Dataset rows describing interfaces

<<<<

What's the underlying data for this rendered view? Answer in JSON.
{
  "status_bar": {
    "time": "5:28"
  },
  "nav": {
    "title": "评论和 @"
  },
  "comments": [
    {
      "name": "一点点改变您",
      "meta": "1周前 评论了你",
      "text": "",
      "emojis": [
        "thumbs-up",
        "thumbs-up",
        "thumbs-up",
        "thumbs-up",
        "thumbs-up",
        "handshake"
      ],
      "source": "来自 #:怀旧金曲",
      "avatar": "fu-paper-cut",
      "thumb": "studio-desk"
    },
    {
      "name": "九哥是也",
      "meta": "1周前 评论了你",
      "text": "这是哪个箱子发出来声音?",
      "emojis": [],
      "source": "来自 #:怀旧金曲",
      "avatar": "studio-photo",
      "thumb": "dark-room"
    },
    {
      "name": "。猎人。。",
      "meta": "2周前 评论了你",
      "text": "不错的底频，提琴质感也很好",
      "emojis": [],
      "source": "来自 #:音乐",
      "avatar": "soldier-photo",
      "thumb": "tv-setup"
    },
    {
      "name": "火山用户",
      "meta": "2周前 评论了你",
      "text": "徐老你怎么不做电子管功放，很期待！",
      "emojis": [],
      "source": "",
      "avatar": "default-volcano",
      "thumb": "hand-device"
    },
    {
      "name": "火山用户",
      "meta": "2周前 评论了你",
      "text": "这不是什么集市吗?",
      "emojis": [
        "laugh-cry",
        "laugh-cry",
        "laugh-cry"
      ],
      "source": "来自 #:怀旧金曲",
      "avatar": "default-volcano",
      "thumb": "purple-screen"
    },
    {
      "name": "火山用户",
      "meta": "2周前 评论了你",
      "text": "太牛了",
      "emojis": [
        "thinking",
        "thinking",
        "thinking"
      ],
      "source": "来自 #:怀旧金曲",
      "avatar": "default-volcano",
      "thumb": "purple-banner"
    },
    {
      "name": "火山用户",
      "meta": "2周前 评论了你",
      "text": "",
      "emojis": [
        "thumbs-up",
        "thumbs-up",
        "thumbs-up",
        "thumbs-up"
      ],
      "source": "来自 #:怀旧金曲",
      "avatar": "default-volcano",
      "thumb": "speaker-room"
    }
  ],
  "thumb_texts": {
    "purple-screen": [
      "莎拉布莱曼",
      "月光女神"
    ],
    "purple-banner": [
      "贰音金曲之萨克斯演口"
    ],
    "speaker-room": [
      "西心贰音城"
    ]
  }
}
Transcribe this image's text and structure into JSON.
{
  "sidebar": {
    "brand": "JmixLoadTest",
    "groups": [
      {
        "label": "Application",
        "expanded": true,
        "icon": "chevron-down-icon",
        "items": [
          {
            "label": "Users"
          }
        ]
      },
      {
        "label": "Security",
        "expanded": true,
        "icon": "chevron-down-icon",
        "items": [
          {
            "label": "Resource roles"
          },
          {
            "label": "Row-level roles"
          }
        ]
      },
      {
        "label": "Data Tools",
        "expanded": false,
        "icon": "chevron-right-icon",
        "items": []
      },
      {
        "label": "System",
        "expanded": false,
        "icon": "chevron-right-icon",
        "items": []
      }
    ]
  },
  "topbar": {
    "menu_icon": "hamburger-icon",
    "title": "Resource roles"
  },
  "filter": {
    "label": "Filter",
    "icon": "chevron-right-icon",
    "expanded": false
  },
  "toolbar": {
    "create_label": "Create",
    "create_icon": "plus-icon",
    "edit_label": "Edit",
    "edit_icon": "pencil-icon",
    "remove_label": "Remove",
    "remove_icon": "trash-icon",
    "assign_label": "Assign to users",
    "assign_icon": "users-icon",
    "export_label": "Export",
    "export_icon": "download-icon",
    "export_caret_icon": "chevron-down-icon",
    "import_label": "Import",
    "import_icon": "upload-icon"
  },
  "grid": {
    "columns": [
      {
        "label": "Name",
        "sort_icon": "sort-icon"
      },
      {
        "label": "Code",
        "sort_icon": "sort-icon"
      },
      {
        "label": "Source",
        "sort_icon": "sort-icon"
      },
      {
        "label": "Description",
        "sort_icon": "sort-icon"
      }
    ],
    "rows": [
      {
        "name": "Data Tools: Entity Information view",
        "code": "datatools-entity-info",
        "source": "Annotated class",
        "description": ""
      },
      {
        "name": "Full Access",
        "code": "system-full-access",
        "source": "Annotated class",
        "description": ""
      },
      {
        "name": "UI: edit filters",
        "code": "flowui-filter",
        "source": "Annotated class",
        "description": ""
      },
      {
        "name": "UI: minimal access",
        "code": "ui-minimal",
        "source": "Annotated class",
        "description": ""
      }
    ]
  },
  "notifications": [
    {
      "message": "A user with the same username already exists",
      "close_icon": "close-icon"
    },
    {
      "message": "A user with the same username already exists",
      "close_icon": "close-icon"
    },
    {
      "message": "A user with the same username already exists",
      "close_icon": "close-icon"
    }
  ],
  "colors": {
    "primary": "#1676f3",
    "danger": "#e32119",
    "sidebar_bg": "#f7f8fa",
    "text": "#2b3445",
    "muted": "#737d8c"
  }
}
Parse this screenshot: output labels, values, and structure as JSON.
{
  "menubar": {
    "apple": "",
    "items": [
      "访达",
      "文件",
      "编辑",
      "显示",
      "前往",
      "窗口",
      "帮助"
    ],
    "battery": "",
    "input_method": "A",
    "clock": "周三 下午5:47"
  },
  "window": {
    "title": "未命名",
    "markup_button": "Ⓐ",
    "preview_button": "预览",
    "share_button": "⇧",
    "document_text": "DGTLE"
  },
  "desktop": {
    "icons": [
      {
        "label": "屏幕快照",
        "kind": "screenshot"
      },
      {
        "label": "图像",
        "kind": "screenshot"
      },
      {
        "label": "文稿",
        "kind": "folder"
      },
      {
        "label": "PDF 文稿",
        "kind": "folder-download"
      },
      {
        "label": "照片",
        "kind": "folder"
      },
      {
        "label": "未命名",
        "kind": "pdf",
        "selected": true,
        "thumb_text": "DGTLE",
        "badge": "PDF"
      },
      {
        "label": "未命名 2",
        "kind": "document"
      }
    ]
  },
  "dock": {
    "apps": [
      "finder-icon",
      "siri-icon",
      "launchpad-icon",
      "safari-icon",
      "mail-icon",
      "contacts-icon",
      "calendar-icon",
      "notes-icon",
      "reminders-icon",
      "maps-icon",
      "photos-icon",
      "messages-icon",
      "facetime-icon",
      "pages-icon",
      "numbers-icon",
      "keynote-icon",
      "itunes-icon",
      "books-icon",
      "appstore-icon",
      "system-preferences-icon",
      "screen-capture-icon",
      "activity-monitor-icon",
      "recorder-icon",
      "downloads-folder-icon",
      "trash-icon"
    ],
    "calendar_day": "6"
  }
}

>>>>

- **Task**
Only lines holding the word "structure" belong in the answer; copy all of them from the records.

- **Completed task**
Transcribe this image's text and structure into JSON.
Parse this screenshot: output labels, values, and structure as JSON.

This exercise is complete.